Again, Apple has launched a successful product with the iPad, agree? Ok, whether you accept it or not, the fact still remains. Apple iPad is selling like hotcakes, stocks are depleted and would be owners are eagerly awaiting for Apple to deliver their iPad. Apple could very well be on its way to earning $1 Billion in revenue by this end of this quarter alone from iPad sales.
But aside from that, Apple is not only earning so much from unit sales of the iPad alone but also from the sale of its iWork apps for the iPad. In case you’re not aware, upon release of the iPad, Apple has also released the iPad version of its popular Mac Office Suite – iWork for iPad consisting of Pages (word processing), Keynotes (presentation) and Numbers (spreadsheets).
According to Business Insider, the iWork apps are on track to potentially generate more than $40 million in annual sales after earning more than $3 million in sales in April. Essentially, Apple has not only successfully launch a new product device but also made itself as the most successful iPad developer, in terms of revenue.
Wait, how did Business Insider came up with estimate $40 million iWork revenue for Apple? Here’s the explanation:
Based onÂ discussions with top-ten iPad app developers, we estimate that the top paid iPad app does about 7,500 unit sales on a Saturday or Sunday, and about 2,500 unit sales on a weekday.
Apple’s apps have consistently been in the top ten for paid apps since the iPad was released. Pages has been no. 1 for much of the time. All three have led the top-grossing listings as well.
So, we did some back-of-the-envelope math:
- In a typical week… 7,500 downloads per app x 2 weekend days, and 2,500 downloads per app x 5 weekdays, = about 27,500 weekly unit downloads per app.
- We multiplied that by the number of apps — three — and the $10 per app Apple charges, and get about $825,000 per week. (We are assuming that the three apps are roughly selling the same number of units, even though surely the top-ranked app of the three is selling more units than the third-ranked app.)
I’ll leave the analysis to you as I’m not so much into this kind of stuff.
But the important thing to note here is that with the success of the iWork, Apple is proving that the iPad is not only a content consumption device like what others may previously believed. Certainly, this is not what Apple want people to perceive the iPad is. That’s why the availability of these three iWork apps from the very beginning. Apple wants the iPad to be a content creation and productivity tool as well.

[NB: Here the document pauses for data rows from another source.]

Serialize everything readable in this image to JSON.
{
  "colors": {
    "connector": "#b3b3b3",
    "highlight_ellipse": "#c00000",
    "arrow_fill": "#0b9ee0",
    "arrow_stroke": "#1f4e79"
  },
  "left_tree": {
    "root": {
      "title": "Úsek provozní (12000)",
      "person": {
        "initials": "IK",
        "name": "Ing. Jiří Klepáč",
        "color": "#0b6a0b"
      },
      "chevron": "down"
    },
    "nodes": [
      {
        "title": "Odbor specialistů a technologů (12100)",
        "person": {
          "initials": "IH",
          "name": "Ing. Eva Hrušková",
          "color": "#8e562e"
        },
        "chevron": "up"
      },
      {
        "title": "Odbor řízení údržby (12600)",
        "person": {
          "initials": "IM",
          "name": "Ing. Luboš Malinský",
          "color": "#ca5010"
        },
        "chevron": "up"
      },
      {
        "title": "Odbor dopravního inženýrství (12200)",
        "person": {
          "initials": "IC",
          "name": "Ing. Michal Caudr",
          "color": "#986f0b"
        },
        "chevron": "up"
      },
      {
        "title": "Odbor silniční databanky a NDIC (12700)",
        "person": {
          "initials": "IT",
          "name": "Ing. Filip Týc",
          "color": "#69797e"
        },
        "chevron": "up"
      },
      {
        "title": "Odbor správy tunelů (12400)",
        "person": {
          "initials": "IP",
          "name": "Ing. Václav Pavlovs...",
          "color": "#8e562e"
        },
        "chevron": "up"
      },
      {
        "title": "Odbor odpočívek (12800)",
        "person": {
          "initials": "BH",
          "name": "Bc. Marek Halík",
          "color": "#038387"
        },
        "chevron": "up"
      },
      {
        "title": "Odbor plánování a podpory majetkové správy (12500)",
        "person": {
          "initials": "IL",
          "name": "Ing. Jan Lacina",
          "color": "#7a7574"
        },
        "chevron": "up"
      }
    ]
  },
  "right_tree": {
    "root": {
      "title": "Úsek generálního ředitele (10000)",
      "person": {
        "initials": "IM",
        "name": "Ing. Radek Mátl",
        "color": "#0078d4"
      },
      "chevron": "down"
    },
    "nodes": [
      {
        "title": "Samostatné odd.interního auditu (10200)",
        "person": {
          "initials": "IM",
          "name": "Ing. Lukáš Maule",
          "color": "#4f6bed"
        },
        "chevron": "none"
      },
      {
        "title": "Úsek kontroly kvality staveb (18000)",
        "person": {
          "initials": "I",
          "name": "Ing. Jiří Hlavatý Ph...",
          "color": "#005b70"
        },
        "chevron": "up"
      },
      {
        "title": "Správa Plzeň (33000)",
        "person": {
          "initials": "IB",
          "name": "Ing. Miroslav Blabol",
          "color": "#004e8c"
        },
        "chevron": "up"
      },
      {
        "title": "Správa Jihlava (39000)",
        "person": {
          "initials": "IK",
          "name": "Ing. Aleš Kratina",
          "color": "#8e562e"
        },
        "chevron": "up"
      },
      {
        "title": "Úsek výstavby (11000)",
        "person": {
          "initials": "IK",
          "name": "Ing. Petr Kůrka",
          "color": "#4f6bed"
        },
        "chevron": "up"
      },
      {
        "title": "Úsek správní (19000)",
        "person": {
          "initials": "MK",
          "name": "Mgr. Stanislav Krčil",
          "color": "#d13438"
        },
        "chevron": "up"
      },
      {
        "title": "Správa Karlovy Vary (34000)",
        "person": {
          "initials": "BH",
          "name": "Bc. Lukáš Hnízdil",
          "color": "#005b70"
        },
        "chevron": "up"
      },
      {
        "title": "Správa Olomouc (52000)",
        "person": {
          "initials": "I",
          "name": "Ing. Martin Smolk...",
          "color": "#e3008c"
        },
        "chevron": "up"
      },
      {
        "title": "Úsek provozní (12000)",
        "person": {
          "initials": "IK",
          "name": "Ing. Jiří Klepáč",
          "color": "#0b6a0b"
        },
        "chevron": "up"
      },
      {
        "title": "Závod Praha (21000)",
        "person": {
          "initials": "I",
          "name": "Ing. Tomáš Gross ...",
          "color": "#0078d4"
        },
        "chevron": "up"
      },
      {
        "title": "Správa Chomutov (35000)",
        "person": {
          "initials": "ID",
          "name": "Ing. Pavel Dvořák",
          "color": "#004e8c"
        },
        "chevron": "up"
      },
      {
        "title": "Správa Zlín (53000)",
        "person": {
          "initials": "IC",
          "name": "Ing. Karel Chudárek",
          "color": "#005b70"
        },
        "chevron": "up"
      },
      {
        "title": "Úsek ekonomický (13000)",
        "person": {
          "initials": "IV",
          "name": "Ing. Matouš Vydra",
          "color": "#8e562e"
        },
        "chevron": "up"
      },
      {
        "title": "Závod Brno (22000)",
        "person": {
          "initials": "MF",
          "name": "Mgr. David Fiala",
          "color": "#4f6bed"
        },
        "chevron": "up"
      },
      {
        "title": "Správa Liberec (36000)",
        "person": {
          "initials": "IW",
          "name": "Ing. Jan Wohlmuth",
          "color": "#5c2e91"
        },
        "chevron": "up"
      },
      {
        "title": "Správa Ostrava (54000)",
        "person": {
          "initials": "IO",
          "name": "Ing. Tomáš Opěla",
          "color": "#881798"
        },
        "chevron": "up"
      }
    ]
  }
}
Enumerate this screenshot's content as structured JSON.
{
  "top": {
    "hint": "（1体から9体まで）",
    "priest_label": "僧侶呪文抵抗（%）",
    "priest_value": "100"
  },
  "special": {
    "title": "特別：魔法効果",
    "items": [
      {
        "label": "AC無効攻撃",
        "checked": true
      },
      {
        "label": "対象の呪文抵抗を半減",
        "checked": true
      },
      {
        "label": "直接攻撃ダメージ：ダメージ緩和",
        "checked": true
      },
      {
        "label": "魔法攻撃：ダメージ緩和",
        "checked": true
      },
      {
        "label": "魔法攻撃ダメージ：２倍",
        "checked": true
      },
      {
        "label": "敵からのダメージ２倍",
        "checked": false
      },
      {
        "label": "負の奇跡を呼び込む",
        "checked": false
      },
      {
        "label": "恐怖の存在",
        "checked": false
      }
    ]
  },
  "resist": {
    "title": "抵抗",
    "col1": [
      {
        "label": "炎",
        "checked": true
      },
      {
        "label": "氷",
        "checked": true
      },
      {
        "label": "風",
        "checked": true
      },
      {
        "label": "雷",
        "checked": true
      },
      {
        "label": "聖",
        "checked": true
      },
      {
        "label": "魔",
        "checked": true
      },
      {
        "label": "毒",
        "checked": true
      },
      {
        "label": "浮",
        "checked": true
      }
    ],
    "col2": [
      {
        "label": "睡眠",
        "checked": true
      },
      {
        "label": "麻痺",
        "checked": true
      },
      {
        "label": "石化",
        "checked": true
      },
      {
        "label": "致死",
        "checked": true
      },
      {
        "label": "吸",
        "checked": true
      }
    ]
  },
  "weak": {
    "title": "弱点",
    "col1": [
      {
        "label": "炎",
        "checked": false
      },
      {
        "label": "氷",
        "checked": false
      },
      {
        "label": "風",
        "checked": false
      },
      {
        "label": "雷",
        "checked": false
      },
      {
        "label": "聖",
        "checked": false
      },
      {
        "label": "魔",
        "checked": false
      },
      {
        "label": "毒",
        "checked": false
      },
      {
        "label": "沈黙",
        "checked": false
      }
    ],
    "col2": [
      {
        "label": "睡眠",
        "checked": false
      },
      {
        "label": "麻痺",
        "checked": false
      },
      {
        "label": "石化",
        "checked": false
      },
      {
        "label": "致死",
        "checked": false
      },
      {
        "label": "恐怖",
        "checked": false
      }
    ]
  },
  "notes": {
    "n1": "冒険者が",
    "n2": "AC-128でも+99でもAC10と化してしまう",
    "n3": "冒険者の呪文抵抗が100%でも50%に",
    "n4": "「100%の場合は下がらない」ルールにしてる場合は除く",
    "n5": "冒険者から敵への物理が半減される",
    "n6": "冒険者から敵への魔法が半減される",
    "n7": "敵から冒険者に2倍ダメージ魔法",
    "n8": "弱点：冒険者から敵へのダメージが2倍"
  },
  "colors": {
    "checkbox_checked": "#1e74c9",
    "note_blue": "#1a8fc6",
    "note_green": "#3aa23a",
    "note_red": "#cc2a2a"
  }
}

It may not be very obvious, but Apple certainly carving in the niche for the iPad which could in the long run replace the netbook market.